“I can’t breathe! I can’t breathe! Please, someone, anyone, please, help me! Let go of me!”
The covers fly off my face as I let out a blood curdling scream in the black of night. As my eyes adjust to the darkness, I catch my breath, taking in the sights around me. Shadows dance on the walls, picture frames filled with the smiling faces of those I love most staring back at me. I glance over at my precious, loving husband, snoring away next to me. Surely I didn’t actually scream, surely I was dreaming.
Late at night, enveloped in the twilight of the world that only exists between sleep and wake, the memories come pouring back. Some days it seems like an easy read, true crime novel that I’m thumbing through rolling my eyes at the naivety of the main character. Some days, I feel the pain, as though freshly inflicted, throbbing, searing through my soul. I hope and pray that this Momfession piece touches the lives and hearts of those that need to hear these words most: You are not alone.
I am not the type of girl that anyone ever would have expected to end up in an abusive marriage. I am fiercely independent, outspoken, a champion of justice, and quite frankly, I simply do not take garbage from anyone. Do not get me wrong, this determined and strong personality absolutely masquerades under a blanket of southern charm and cheery disposition, but those who know me best, know that my ability to tell you to “take a hike” in such a way that you actually look forward to the trip, is my spiritual gift.
He was a charmer. The type of guy who you could picture taking off his jacket and laying it over a mud puddle for his date to safely cross without so much as a speck of mud on her heels. Others jokingly referred to us as Barbie and Ken. He was perfect. A perfect gentleman.
We were the perfect hosts, the perfect couple, we had the perfect life. From the outside.
Even before his proposal, there were signs — signs that I missed, or made excuses for. He had a hot temper and short fuse. I would jokingly make excuses to others that when he was little, he was that hot headed little kiddo on the baseball team who would toss the water cooler over when he struck out. Oh, how I wish that was all that it was. About a year into our marriage, I realized that I was dealing with so much more. I now know that I was dealing with an abusive personality. I still am.
Maybe it was the full water bottle thrown forcibly at my head from an angry arm, the “accidental” shove onto the ice when I was six months pregnant, or the one mile walk up the expressway in 90-degree temps to visit my baby at the hospital after an argument when a truck door was opened and I was pushed on to the service road, but I began to suspect that my marriage was not “normal.” This was not the man who promised his love to me for better or for worse. The man who vowed to love and protect me.

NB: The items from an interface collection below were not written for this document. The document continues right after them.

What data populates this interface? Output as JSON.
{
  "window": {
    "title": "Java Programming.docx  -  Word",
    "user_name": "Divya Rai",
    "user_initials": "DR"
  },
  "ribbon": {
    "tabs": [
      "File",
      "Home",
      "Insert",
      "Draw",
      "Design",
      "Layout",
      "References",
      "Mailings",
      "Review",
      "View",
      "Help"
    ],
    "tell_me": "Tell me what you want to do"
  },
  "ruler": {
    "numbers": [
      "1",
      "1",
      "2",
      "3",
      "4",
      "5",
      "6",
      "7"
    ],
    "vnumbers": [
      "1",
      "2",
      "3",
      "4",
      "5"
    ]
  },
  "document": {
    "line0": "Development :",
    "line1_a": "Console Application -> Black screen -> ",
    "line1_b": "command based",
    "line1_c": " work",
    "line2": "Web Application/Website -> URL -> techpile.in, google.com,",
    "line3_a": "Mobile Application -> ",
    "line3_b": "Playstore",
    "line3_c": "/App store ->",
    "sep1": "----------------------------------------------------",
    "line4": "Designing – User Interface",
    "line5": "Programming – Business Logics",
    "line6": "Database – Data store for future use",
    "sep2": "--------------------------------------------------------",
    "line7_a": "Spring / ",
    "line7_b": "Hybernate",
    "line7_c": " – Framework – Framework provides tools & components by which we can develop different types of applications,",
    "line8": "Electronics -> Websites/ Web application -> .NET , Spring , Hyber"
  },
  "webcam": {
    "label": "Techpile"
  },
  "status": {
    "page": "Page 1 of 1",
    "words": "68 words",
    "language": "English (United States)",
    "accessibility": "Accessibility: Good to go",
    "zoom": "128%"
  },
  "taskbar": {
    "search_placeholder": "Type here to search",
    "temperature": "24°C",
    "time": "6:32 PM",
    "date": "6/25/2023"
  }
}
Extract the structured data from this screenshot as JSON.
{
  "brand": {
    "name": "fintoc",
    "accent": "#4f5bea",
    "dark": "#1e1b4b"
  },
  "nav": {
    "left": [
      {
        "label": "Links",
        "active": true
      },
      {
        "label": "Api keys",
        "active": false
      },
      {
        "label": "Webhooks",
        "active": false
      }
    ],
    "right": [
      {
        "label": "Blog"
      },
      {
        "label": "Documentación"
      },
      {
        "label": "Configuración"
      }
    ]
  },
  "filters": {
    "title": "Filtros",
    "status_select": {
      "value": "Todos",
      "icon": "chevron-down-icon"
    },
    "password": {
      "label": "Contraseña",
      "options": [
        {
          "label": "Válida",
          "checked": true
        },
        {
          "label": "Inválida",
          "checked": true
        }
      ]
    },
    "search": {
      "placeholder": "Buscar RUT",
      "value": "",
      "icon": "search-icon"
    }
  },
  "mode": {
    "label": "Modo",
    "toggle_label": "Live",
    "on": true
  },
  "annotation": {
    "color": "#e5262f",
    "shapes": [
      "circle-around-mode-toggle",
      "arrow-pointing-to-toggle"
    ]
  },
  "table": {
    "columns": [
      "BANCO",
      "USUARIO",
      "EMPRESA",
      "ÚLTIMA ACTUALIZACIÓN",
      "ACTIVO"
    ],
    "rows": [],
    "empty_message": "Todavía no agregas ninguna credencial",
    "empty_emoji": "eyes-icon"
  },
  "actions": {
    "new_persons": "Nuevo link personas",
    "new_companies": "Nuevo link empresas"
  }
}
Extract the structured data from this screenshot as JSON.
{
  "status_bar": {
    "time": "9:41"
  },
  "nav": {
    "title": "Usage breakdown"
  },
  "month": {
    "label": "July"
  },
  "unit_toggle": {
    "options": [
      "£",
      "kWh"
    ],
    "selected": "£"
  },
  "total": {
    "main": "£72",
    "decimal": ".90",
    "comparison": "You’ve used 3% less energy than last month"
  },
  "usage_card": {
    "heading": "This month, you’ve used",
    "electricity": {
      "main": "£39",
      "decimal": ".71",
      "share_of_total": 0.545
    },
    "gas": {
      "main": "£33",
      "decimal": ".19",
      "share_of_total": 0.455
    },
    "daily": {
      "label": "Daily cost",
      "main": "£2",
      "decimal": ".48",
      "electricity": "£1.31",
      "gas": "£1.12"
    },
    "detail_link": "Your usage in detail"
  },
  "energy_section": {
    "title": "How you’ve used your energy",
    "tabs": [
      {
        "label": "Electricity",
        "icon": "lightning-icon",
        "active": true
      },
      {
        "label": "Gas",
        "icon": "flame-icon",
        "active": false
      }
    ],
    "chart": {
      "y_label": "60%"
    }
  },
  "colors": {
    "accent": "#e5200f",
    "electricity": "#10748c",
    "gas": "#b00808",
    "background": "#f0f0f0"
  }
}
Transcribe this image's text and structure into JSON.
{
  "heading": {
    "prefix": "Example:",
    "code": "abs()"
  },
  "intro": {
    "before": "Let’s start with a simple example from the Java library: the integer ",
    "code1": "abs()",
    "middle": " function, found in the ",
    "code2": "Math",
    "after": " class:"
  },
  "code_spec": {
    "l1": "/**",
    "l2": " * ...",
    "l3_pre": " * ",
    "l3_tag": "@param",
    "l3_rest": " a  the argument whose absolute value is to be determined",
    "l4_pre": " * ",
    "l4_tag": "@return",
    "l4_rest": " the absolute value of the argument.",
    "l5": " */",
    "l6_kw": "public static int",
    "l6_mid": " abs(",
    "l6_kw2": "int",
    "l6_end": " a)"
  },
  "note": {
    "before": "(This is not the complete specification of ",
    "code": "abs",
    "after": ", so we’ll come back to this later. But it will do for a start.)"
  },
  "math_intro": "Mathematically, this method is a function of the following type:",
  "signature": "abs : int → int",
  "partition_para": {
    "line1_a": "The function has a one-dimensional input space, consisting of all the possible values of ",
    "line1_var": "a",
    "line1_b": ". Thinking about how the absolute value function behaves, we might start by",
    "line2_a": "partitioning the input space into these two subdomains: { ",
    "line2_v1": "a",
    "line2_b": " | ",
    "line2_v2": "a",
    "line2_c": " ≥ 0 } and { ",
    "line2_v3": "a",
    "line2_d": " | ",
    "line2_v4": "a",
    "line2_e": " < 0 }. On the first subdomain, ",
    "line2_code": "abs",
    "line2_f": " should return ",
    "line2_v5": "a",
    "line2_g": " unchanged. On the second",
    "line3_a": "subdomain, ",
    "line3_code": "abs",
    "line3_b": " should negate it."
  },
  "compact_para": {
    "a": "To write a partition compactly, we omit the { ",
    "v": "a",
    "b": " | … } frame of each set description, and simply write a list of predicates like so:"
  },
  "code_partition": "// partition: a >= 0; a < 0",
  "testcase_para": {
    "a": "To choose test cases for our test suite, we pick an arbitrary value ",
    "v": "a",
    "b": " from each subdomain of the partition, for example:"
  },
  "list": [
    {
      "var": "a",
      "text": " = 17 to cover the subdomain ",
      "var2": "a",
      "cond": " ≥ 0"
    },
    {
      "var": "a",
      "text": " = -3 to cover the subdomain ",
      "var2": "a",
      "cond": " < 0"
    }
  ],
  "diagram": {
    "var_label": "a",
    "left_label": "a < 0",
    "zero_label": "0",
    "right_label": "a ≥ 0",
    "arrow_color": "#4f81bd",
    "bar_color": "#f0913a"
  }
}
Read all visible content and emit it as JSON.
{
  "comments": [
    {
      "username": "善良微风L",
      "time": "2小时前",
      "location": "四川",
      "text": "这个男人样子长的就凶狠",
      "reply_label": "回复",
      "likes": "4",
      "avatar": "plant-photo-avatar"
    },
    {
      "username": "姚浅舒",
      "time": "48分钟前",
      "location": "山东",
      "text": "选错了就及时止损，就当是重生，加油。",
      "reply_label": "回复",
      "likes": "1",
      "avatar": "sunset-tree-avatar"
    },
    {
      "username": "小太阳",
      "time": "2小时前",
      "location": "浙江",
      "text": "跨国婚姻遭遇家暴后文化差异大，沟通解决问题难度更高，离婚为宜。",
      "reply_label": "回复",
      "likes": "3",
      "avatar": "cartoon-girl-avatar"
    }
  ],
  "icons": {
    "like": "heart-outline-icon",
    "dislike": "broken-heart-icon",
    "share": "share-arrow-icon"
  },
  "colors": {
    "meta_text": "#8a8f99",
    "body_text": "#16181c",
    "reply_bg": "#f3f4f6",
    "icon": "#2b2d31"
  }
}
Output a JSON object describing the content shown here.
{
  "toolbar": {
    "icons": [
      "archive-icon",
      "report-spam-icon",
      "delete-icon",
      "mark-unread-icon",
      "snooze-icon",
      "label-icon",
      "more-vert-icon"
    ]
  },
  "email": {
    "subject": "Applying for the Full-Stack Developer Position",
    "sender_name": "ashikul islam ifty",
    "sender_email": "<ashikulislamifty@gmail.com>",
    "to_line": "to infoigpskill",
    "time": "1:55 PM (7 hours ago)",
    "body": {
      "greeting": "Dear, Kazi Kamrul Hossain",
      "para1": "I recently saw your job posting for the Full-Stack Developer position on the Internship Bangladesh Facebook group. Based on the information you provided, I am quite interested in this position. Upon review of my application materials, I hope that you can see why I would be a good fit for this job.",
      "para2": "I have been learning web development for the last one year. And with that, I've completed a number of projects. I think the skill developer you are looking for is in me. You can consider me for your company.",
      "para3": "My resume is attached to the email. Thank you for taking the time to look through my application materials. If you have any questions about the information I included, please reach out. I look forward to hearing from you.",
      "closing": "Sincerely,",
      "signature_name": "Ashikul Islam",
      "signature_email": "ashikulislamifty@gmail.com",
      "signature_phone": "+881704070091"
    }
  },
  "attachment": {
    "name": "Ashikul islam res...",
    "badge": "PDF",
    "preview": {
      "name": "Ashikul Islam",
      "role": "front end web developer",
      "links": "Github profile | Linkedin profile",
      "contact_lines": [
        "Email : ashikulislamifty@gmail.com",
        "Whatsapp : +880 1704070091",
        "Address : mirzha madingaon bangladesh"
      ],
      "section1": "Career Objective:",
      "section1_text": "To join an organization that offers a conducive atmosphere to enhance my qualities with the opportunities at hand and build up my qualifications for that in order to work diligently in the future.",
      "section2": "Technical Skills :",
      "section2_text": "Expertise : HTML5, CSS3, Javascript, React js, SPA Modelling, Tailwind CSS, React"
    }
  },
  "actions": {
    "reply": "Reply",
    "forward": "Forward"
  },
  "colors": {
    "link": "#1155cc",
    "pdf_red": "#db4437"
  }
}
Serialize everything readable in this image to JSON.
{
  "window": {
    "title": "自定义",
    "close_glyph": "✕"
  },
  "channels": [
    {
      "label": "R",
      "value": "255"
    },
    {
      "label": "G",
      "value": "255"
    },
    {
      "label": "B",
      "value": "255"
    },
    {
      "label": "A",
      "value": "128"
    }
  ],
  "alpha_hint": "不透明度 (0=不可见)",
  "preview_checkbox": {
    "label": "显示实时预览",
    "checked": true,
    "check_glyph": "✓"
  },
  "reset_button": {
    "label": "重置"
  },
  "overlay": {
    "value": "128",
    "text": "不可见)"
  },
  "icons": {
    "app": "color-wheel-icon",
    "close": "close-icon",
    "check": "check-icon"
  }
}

Turn the Other Cheek?
After the birth of our first child, the stress evoked by this event seemed to really ramp up the abuse at home. One day I was calling 911, after he grabbed our baby and a gun, loaded them into his truck and drove off telling me that he was leaving to kill himself. The next day, he pulled back into the driveway with a brand new shiny SUV just for me. I spent three years on a pendulum consistently swinging from nightmare to dream come true. I doubted myself, I doubted my memory, I accused myself of overreacting, or worse, actually deserving the abuse I endured.
I was terrified to leave. He filled my head with scenarios about having to leave my special needs child in daycare, or being unable to afford life on my own, supporting a small child. I felt like I had to stay in this marriage for my child, for my child’s future. I feared the reactions of friends and family who adored the charmer and had absolutely no idea what type of reality I was living. I feared that no one would believe me. When I reluctantly confided in my own mother, she admitted that the things that were happening were abusive and wrong, but told me she thought that maybe I was instigating things, and that I should continue to try to work things out. She too, expressed the idea that I was stuck in this situation, and had no other options. I hit rock bottom physically and emotionally. I crawled into the shower, fully clothed, and cried on the shower floor for a full hour. Finally, an entire year after I filed an assault charge with the police department for the first time, and continued to live in the marriage, something happened that changed everything. The screams, banging, crashing, swearing, and slamming doors were followed by a horrifying wail. My toddler had just witnessed and processed what had just happened. I filed for divorce three days later.
Hear me, hear this: You are not imagining the abuse. You are not remembering things to be worse than that they actually were; in fact the opposite is much more likely. Your situation is not impossible. You are not alone. Your children are watching you.